EXERCISE OBJECTIVE — Search the records for the string "wrench" and copy every line in which it appears.

INFORMATION PROVIDED —
* * *

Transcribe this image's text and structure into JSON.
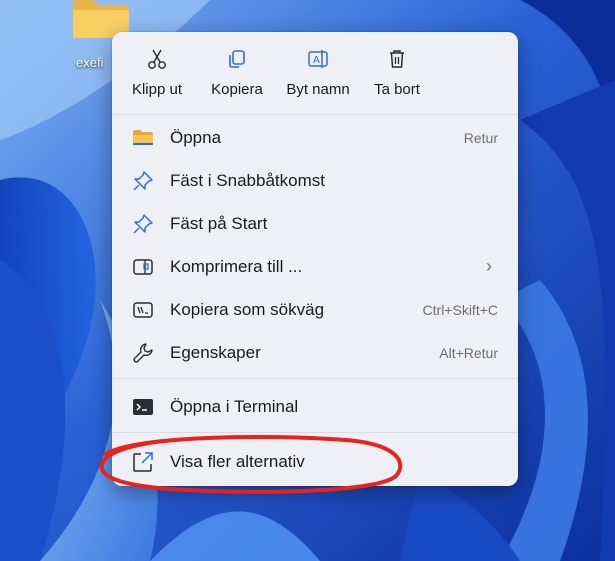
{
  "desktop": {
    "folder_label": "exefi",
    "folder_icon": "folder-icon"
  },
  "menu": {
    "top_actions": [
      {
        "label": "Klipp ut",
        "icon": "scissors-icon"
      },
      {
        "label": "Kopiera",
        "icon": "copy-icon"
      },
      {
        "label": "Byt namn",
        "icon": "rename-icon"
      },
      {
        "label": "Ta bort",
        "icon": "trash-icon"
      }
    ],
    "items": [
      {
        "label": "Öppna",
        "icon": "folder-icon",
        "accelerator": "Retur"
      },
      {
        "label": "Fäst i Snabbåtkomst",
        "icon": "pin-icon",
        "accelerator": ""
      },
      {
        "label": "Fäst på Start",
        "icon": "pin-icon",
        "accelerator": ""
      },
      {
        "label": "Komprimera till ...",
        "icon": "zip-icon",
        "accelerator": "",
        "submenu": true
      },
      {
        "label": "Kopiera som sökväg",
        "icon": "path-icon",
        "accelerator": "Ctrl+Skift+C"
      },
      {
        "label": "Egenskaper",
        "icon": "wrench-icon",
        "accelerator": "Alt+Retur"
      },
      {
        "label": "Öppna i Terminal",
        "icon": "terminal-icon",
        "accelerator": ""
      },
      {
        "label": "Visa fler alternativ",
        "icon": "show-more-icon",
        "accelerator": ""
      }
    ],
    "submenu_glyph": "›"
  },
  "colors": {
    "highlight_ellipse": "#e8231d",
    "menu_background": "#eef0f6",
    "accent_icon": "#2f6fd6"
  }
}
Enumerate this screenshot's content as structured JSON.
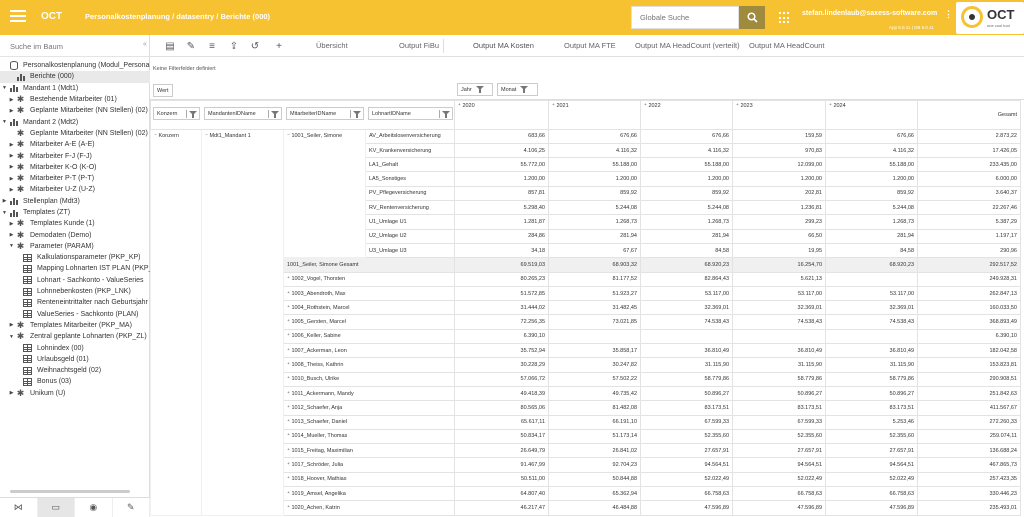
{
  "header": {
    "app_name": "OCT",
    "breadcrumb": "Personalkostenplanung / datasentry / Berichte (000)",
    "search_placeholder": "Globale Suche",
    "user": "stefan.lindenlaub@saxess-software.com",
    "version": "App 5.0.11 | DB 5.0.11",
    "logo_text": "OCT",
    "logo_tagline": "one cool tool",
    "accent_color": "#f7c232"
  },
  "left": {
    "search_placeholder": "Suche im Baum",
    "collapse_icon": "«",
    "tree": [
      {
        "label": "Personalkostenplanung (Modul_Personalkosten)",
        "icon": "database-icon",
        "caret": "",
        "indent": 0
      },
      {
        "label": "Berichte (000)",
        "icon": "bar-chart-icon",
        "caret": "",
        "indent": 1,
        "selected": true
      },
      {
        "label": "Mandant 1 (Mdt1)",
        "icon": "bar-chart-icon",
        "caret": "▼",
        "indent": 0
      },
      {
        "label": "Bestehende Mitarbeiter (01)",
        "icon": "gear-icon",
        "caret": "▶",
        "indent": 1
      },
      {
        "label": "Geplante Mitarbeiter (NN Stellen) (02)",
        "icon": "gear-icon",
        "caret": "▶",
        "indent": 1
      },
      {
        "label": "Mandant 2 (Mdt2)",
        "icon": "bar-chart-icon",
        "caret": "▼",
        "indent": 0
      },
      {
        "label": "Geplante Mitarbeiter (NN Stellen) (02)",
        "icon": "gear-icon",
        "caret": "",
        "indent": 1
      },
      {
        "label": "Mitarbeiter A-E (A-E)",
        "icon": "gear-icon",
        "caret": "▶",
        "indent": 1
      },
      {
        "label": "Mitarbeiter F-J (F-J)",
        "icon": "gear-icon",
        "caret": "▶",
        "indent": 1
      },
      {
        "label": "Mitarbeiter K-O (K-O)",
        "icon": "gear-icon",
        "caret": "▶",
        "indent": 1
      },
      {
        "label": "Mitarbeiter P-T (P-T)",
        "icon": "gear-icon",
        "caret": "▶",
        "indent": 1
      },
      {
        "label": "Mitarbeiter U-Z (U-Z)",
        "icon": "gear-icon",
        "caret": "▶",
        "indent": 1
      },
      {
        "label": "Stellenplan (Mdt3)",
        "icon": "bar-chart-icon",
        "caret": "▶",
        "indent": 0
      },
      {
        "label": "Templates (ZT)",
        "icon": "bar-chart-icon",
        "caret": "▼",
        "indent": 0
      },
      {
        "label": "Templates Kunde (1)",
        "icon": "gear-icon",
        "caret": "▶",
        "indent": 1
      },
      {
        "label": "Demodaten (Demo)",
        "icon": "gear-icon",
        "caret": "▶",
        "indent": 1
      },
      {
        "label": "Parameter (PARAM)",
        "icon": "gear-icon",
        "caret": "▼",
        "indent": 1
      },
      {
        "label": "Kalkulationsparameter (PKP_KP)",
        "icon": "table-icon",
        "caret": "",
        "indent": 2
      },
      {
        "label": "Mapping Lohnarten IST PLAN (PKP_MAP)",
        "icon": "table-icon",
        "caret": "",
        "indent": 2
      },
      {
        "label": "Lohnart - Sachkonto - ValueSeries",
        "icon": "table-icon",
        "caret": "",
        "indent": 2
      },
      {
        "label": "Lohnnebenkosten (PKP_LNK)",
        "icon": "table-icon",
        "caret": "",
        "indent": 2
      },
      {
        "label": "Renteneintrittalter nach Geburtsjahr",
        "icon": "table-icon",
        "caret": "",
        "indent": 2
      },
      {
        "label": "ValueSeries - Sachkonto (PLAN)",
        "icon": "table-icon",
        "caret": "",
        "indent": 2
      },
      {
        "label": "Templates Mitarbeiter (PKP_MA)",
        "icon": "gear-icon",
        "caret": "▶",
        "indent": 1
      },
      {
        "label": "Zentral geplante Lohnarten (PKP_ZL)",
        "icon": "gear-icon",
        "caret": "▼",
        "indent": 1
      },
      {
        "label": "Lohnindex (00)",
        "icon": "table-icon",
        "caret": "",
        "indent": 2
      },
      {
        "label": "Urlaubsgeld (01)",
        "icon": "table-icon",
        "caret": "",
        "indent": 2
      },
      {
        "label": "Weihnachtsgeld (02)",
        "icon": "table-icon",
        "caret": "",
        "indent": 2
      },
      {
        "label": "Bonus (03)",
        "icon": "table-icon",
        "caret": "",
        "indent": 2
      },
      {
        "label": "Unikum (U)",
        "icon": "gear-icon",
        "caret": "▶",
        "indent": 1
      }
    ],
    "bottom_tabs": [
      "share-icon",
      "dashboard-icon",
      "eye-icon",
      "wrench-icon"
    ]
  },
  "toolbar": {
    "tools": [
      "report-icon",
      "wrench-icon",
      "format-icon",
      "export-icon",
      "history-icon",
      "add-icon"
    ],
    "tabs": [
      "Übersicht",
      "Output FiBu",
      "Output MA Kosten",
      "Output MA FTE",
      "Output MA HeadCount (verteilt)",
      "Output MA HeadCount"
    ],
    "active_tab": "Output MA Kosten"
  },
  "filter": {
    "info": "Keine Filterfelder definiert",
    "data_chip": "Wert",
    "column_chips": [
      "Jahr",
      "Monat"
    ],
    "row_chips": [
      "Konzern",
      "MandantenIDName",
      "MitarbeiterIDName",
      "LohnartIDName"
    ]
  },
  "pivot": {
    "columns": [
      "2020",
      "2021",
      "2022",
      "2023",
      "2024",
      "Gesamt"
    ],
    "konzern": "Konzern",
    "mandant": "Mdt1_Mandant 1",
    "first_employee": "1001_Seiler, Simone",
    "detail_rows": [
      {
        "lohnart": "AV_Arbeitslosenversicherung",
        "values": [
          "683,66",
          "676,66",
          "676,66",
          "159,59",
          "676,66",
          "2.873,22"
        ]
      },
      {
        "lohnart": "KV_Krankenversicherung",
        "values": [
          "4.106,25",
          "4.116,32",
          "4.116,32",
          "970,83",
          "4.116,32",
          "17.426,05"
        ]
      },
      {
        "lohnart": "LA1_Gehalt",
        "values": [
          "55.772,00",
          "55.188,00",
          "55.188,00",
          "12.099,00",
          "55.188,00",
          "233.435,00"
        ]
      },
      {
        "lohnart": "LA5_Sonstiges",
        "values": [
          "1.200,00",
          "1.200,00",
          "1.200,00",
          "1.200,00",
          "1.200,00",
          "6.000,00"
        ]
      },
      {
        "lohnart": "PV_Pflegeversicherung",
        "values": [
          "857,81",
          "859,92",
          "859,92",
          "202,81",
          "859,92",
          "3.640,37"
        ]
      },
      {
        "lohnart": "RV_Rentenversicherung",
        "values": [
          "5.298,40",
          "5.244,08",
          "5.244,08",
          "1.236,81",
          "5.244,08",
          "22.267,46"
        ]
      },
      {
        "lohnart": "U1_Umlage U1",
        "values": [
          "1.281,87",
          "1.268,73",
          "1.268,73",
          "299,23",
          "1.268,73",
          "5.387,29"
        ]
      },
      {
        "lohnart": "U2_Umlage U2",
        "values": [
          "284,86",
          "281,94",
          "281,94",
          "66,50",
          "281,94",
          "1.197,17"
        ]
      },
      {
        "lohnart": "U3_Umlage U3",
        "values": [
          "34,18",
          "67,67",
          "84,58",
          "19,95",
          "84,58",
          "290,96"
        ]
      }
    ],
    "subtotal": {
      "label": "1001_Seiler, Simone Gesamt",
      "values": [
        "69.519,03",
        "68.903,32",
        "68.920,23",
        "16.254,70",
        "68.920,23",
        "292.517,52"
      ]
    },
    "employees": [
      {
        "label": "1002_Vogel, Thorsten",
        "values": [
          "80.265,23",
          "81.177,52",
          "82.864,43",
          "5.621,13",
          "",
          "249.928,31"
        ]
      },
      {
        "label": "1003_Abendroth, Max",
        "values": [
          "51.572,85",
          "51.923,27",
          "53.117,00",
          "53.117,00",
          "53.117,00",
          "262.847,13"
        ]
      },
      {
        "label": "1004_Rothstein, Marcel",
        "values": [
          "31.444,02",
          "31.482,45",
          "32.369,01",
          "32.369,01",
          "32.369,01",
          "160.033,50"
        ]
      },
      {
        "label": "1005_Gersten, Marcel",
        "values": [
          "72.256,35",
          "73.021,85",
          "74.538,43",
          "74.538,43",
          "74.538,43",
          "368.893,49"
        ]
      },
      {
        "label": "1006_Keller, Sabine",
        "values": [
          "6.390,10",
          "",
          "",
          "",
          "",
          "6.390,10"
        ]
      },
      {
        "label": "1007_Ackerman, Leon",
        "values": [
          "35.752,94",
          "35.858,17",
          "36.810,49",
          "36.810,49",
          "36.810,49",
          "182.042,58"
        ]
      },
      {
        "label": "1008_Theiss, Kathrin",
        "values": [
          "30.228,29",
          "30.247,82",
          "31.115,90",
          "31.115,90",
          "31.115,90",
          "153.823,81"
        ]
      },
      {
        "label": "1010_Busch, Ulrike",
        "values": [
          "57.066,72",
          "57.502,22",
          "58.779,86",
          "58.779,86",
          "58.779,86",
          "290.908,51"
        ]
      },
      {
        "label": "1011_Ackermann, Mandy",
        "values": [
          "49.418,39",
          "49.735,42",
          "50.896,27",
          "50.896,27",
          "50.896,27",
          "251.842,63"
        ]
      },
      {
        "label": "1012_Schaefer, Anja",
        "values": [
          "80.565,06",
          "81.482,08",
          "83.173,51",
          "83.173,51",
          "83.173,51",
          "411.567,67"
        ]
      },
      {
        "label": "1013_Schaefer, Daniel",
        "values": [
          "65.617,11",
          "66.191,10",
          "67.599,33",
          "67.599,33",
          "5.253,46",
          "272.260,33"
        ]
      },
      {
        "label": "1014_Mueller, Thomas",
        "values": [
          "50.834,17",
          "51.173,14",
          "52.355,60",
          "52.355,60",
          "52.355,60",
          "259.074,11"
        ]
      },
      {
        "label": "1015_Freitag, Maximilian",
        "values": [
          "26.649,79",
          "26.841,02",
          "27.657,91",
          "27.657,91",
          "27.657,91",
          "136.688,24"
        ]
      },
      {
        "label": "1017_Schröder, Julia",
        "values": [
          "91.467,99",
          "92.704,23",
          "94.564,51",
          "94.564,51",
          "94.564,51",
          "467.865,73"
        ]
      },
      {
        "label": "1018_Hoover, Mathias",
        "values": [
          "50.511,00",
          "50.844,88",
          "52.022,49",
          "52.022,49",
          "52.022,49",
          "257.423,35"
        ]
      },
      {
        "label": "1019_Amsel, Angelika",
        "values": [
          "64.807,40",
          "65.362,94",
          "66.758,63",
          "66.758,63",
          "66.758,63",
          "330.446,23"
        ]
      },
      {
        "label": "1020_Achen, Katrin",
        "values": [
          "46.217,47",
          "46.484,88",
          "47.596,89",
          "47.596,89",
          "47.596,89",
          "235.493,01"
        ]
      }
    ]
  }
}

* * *

RESULT OF THE EXERCISE —
        "icon": "wrench-icon",
      "wrench-icon"
      "wrench-icon",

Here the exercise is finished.